Luca Redwood, creator of 10000000, has announced his latest game: You Must Build a Boat. This sequel will use some of the same mechanics: players will manipulate tiles on a board to help the progress of a running character above, but will feature deeper gameplay elements. Players will be able to upgrade their tiles, capture monsters, and recruit allies for their boat.
Interestingly, the game is a sequel, but Redwood is attempting to make it free for anyone who has purchased 10000000, because he promised a big update to the game that never came. People who own the Steam and Humble versions will get it automatically added to their accounts when released, but the Google Play version will be harder to handle, so there may be some alternate way of getting that free copy if this plan pans out. A feature is also planned for 10000000 owners to import their save data to get bonuses in this game.
There’s no release date for You Must Build a Boat yet as it’s still in development, but it should be playable for press around GDC time when we’ll try to get our grubby mitts on it.
“And lo, the hero’s adventure did come to an end because he couldn’t unlock the chest in time.”
This is something that does happen in 10000000, the indie match-3 RPG from EightyEight Games (aka Luca Redwood) that has been brought to Android. Sometimes it’s not the enemies that fell the player, it’s the inability to get the keys to unlock doors and chests, leading to one’s doom. Wait, why?
Well, in the world of 10000000, players exist on a horizontal scale where they need to keep moving, and anything that slows them down or keeps them from advancing it a threat. Sure, the enemies are greater threats because they’ll actually knock the player back, stopping them on their quest to get ten million points and free the protagonist from his mysterious imprisonment.
The game is a match-3 puzzler at its core, but it uses a slightly different mechanic where players slide around entire rows and columns in order to make matches. Now, each match has a certain effect, whether it be to deliver attacks on enemies, unlock chests, or add items to the inventory.
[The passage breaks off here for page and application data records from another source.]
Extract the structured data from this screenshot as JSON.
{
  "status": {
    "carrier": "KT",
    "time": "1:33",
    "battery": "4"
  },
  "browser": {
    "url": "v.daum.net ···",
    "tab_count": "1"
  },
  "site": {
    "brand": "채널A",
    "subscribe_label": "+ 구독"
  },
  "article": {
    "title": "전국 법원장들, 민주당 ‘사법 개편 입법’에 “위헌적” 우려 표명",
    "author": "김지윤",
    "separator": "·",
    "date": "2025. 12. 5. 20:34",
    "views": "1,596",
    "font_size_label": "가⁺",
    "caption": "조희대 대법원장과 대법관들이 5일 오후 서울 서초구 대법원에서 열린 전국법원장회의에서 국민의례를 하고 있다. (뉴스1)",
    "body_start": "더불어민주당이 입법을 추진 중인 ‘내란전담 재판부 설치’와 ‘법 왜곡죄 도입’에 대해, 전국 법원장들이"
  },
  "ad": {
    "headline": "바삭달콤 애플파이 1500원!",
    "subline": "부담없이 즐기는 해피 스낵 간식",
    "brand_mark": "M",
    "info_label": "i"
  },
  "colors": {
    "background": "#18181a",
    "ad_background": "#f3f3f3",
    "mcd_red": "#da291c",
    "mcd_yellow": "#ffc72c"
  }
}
Where the challenge starts to come in is that players need to make specific matches at specific times in order to do what they need to. Thus, the context of battles changes the complexion of the board. What at one second is a favorable layout suddenly becomes a nightmare. It really brings a layer of depth to the matching that similar puzzle-RPGs don’t have, because each match has a particular response, and sometimes those responses aren’t adequate for the situation at hand. It’s ingenious.
The upgrade system where players get stronger by spending gold and resources not only adds a layer of customization, it also adds a tantalizing layer to the matching game: is it worth collecting resources with this available match, or to make this combat match? Yes, I’m in a fight with an enemy, but these resources could mean the difference between an upgrade for the next game and not. Since the goal is not to get high scores, but to get the high score of ten million points, maybe that’s the better play. This game is far more layered than a match-3 deserves to be.
There are a few drawbacks to the overall experience. Visually, the game is a wee bit ugly, and that icon is almost endearing at this point. The controls on a 7″ screen are fine, but it does require using the index finger as a pointer. I kinda like this better on a phone. The sliding rows and columns makes finding that next match often a bit more difficult than it needs to be.
10000000 isn’t perfect, but as a match-3 game that truly integrates its match-3 gameplay into its experience, versus using it just as one way to skin a cat like with Puzzle Quest (not that it’s a bad thing), it’s brilliant and can be quite the addictive little game.